Eli Lilly and Co. plans to spin off its Elanco animal-health business into a separate, publicly traded company, a move that would reduce the drugmaker’s control over the 64-year-old unit that employs 6,500 people, including 800 at its Greenfield headquarters.
Indianapolis-based Lilly said Tuesday morning it will file a registration statement in the coming weeks with the U.S. Securities and Exchange Commission for a potential initial public offering for Elanco. The company intends to sell up to 20 percent of Elanco in the IPO and divest the remainder as early as 2019.
Lilly said Elanco's headquarters would remain in Greenfield following the spinoff and that no job reductions are planned.
The announcement ends months of uncertainty over the future of Elanco.

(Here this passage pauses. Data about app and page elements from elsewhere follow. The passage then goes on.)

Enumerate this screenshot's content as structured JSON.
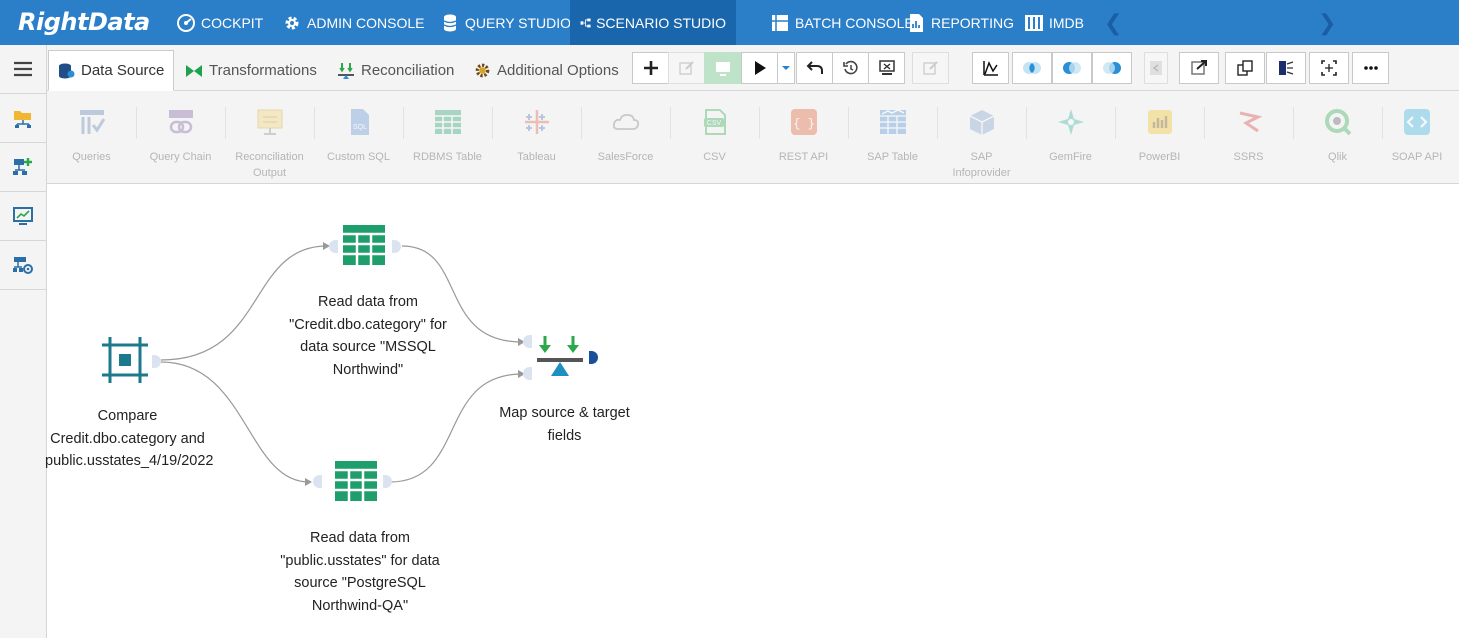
{
  "app": {
    "logo": "RightData",
    "nav": [
      {
        "label": "COCKPIT",
        "icon": "cockpit-icon"
      },
      {
        "label": "ADMIN CONSOLE",
        "icon": "gear-icon"
      },
      {
        "label": "QUERY STUDIO",
        "icon": "database-icon"
      },
      {
        "label": "SCENARIO STUDIO",
        "icon": "workflow-icon",
        "active": true
      },
      {
        "label": "BATCH CONSOLE",
        "icon": "batch-icon"
      },
      {
        "label": "REPORTING",
        "icon": "report-icon"
      },
      {
        "label": "IMDB",
        "icon": "imdb-icon"
      }
    ]
  },
  "toolbar": {
    "tabs": [
      {
        "label": "Data Source",
        "icon": "database-icon",
        "active": true
      },
      {
        "label": "Transformations",
        "icon": "bowtie-icon"
      },
      {
        "label": "Reconciliation",
        "icon": "reconcile-icon"
      },
      {
        "label": "Additional Options",
        "icon": "gear-icon"
      }
    ]
  },
  "ribbon": {
    "items": [
      "Queries",
      "Query Chain",
      "Reconciliation Output",
      "Custom SQL",
      "RDBMS Table",
      "Tableau",
      "SalesForce",
      "CSV",
      "REST API",
      "SAP Table",
      "SAP Infoprovider",
      "GemFire",
      "PowerBI",
      "SSRS",
      "Qlik",
      "SOAP API"
    ]
  },
  "canvas": {
    "nodes": {
      "compare": "Compare Credit.dbo.category and public.usstates_4/19/2022",
      "read_mssql": "Read data from \"Credit.dbo.category\" for data source \"MSSQL Northwind\"",
      "read_pg": "Read data from \"public.usstates\" for data source \"PostgreSQL Northwind-QA\"",
      "map": "Map source & target fields"
    }
  },
  "colors": {
    "nav_bg": "#2b7fc8",
    "nav_active": "#1a66ad",
    "teal": "#1b7a8c",
    "green_table": "#1e9e6a"
  }
}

Lilly announced in October that it was considering a sale or spinoff of the animal-health business to unlock more value for shareholders. The unit makes an array of vaccines, antibiotics, feed additives and other health products for livestock and pets.
Lilly said the number of shares to be offered and the price range for the offering have not yet been determined.
“Based on our strategic review, we concluded that after-tax value for Lilly shareholders would be maximized by pursuing an initial public offering of Elanco,” David A. Ricks, Lilly’s chairman and CEO, said in a statement. “We believe this will allow Elanco to efficiently deploy its resources to those growth opportunities that best serve its customers. In addition, this will provide Lilly even greater focus on the human pharmaceutical business to pursue our purpose of creating life-changing medicines for patients.”
For years, Lilly could count on Elanco as a steady growth engine that could help it cope with declining sales caused by human-drug patent expirations.
But recently, the unit has struggled, as competitors including Zoetis and Bayer have taken market share. The downturn came just as Lilly was expecting a big boost in sales and profit, helped by Elanco's $5.4 billion purchase of Novartis’ animal health division in 2015.
In 2017, Elanco generated revenue of $3.09 billion, 13 percent of Lilly's total. That was a 2 percent decline from the prior year. Through the first half of 2018, Elanco's revenue was $1.55 billion, flat from the same period a year earlier.
Analysts have said Elanco might be worth $14 billion to $16 billion as a stand-alone company. They'd viewed an IPO or the sale to a private equity firm as more likely than a sale to a competitor, which would have been sure to receive close scrutiny from antitrust regulators. Elanco is the No. 3 animal-health player in a field of giants, with the top four firms alone collectively garnering more than $14 billion in sales.
Lilly launched the unit in 1953 to produce antibiotics for livestock, and over the years expanded it to a wide variety of health products for companion animals and food animals. Lilly and Elanco executives have said the setbacks were due to stiffer competition, aggressive pricing by rivals and other factors.
This story has been corrected. An earlier version provided erroneous information on the percentage of Elanco that Lilly would sell in the IPO.